[Data supplied — start]
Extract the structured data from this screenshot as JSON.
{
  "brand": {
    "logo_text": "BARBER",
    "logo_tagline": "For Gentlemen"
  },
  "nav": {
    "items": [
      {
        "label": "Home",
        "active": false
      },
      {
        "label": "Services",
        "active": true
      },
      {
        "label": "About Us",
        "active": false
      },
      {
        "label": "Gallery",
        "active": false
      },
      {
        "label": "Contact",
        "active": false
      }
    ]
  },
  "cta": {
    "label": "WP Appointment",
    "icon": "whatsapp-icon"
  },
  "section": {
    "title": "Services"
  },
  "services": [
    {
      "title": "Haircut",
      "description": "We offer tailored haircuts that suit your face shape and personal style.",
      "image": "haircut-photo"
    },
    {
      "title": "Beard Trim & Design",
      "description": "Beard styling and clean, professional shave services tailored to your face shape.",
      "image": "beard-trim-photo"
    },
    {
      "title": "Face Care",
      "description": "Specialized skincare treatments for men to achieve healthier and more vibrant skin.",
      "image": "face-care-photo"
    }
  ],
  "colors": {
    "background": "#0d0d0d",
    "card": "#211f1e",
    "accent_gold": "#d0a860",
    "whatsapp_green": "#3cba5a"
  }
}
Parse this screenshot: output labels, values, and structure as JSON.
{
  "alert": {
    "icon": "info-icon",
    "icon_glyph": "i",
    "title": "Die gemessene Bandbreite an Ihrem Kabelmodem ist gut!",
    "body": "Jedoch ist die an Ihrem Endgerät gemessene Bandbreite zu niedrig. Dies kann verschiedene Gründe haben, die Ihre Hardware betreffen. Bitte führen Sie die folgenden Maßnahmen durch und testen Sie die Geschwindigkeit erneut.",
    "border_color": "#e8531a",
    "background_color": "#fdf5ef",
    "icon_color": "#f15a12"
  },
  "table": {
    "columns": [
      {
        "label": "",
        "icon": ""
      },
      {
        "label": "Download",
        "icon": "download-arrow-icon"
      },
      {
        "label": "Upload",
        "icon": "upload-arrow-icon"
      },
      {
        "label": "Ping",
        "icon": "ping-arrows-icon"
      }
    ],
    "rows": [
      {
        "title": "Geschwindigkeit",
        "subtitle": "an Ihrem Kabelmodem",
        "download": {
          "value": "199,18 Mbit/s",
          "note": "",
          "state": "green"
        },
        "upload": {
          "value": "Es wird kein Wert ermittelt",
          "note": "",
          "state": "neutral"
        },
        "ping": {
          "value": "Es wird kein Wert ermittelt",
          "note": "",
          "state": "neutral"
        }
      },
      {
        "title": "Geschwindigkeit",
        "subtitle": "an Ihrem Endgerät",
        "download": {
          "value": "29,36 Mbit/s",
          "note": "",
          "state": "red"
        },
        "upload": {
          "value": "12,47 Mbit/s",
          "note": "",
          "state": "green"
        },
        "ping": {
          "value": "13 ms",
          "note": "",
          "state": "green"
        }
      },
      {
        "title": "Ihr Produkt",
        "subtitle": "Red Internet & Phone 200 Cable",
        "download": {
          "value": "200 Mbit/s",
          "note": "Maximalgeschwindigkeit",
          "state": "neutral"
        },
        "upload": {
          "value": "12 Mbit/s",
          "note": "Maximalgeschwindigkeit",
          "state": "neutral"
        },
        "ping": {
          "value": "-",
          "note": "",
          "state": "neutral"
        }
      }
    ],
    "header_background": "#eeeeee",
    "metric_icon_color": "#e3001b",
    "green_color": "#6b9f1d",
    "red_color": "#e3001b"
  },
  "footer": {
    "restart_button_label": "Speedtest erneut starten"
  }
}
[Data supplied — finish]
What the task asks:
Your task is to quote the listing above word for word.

Your solution:
Extract the structured data from this screenshot as JSON.
{
  "brand": {
    "logo_text": "BARBER",
    "logo_tagline": "For Gentlemen"
  },
  "nav": {
    "items": [
      {
        "label": "Home",
        "active": false
      },
      {
        "label": "Services",
        "active": true
      },
      {
        "label": "About Us",
        "active": false
      },
      {
        "label": "Gallery",
        "active": false
      },
      {
        "label": "Contact",
        "active": false
      }
    ]
  },
  "cta": {
    "label": "WP Appointment",
    "icon": "whatsapp-icon"
  },
  "section": {
    "title": "Services"
  },
  "services": [
    {
      "title": "Haircut",
      "description": "We offer tailored haircuts that suit your face shape and personal style.",
      "image": "haircut-photo"
    },
    {
      "title": "Beard Trim & Design",
      "description": "Beard styling and clean, professional shave services tailored to your face shape.",
      "image": "beard-trim-photo"
    },
    {
      "title": "Face Care",
      "description": "Specialized skincare treatments for men to achieve healthier and more vibrant skin.",
      "image": "face-care-photo"
    }
  ],
  "colors": {
    "background": "#0d0d0d",
    "card": "#211f1e",
    "accent_gold": "#d0a860",
    "whatsapp_green": "#3cba5a"
  }
}
Parse this screenshot: output labels, values, and structure as JSON.
{
  "alert": {
    "icon": "info-icon",
    "icon_glyph": "i",
    "title": "Die gemessene Bandbreite an Ihrem Kabelmodem ist gut!",
    "body": "Jedoch ist die an Ihrem Endgerät gemessene Bandbreite zu niedrig. Dies kann verschiedene Gründe haben, die Ihre Hardware betreffen. Bitte führen Sie die folgenden Maßnahmen durch und testen Sie die Geschwindigkeit erneut.",
    "border_color": "#e8531a",
    "background_color": "#fdf5ef",
    "icon_color": "#f15a12"
  },
  "table": {
    "columns": [
      {
        "label": "",
        "icon": ""
      },
      {
        "label": "Download",
        "icon": "download-arrow-icon"
      },
      {
        "label": "Upload",
        "icon": "upload-arrow-icon"
      },
      {
        "label": "Ping",
        "icon": "ping-arrows-icon"
      }
    ],
    "rows": [
      {
        "title": "Geschwindigkeit",
        "subtitle": "an Ihrem Kabelmodem",
        "download": {
          "value": "199,18 Mbit/s",
          "note": "",
          "state": "green"
        },
        "upload": {
          "value": "Es wird kein Wert ermittelt",
          "note": "",
          "state": "neutral"
        },
        "ping": {
          "value": "Es wird kein Wert ermittelt",
          "note": "",
          "state": "neutral"
        }
      },
      {
        "title": "Geschwindigkeit",
        "subtitle": "an Ihrem Endgerät",
        "download": {
          "value": "29,36 Mbit/s",
          "note": "",
          "state": "red"
        },
        "upload": {
          "value": "12,47 Mbit/s",
          "note": "",
          "state": "green"
        },
        "ping": {
          "value": "13 ms",
          "note": "",
          "state": "green"
        }
      },
      {
        "title": "Ihr Produkt",
        "subtitle": "Red Internet & Phone 200 Cable",
        "download": {
          "value": "200 Mbit/s",
          "note": "Maximalgeschwindigkeit",
          "state": "neutral"
        },
        "upload": {
          "value": "12 Mbit/s",
          "note": "Maximalgeschwindigkeit",
          "state": "neutral"
        },
        "ping": {
          "value": "-",
          "note": "",
          "state": "neutral"
        }
      }
    ],
    "header_background": "#eeeeee",
    "metric_icon_color": "#e3001b",
    "green_color": "#6b9f1d",
    "red_color": "#e3001b"
  },
  "footer": {
    "restart_button_label": "Speedtest erneut starten"
  }
}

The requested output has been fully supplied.